Given that breadth, the risks inherent in “John Doe” warrants, which neither name a specific phone line or Internet account in advance nor identify a target, are obvious. Indeed, a 2005 Inspector General report on the FBI’s translation backlogs revealed that among the eighty‐seven years’ worth of foreign language material recorded FISA in 2004 alone — a tiny fraction of what the NSA collects — there were an undisclosed number of “collections of materials from the wrong sources due to technical problems.” Feingold’s proposed change was not even publicly debated.
Still harder to justify is the unwillingness to rein in NSLs, now issued by the tens of thousands annually — the majority of which are for the records of US persons. The Senate did see fit to make some modest changes to the NSL gag orders that prohibit recipients from talking about them — orders federal courts had already found unconstitutional in their present form. But there seemed little concern that the massive expansion in the scope of NSL authority under the Patriot Act and subsequent legislation had given rise to the endemic misuse of the letters discovered in two Inspector General reports. As IG Glenn Fine testified in September, two years after that first report, the FBI has still not produced the new internal guidelines his office recommended.

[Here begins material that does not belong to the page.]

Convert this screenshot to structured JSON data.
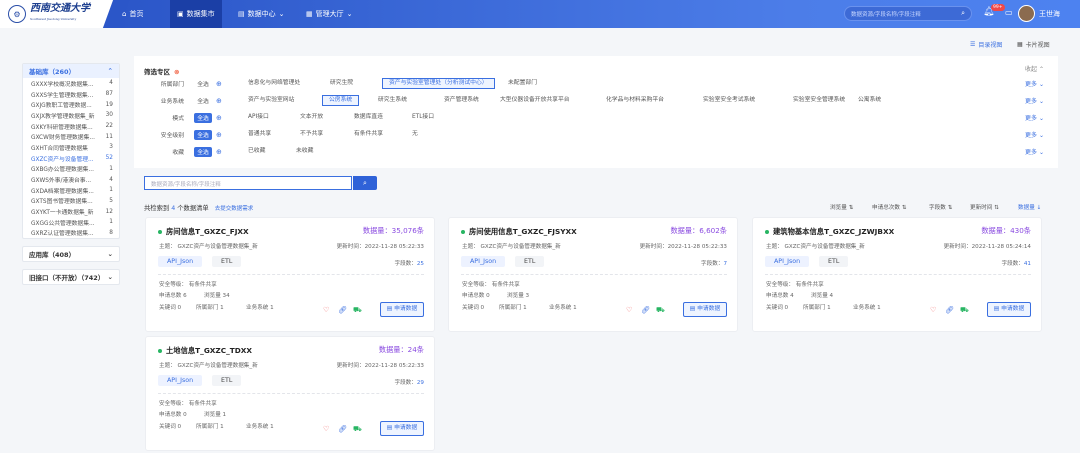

Fortunately, not all legislators are quite so willing to accept the “trust us” standard of the Bush years. Several House Democrats are requesting more public information about the use of 215 orders in particular, and there is still plenty of time to fix the flaccid bill produced by the Senate Judiciary Committee. It will take courage to push back against glib assurances that we can be made safe from terror only if Americans’ private records can be vacuumed into vast databases with few limits. But if Democrats want to project real toughness in the national security arena, this would be a good place to start.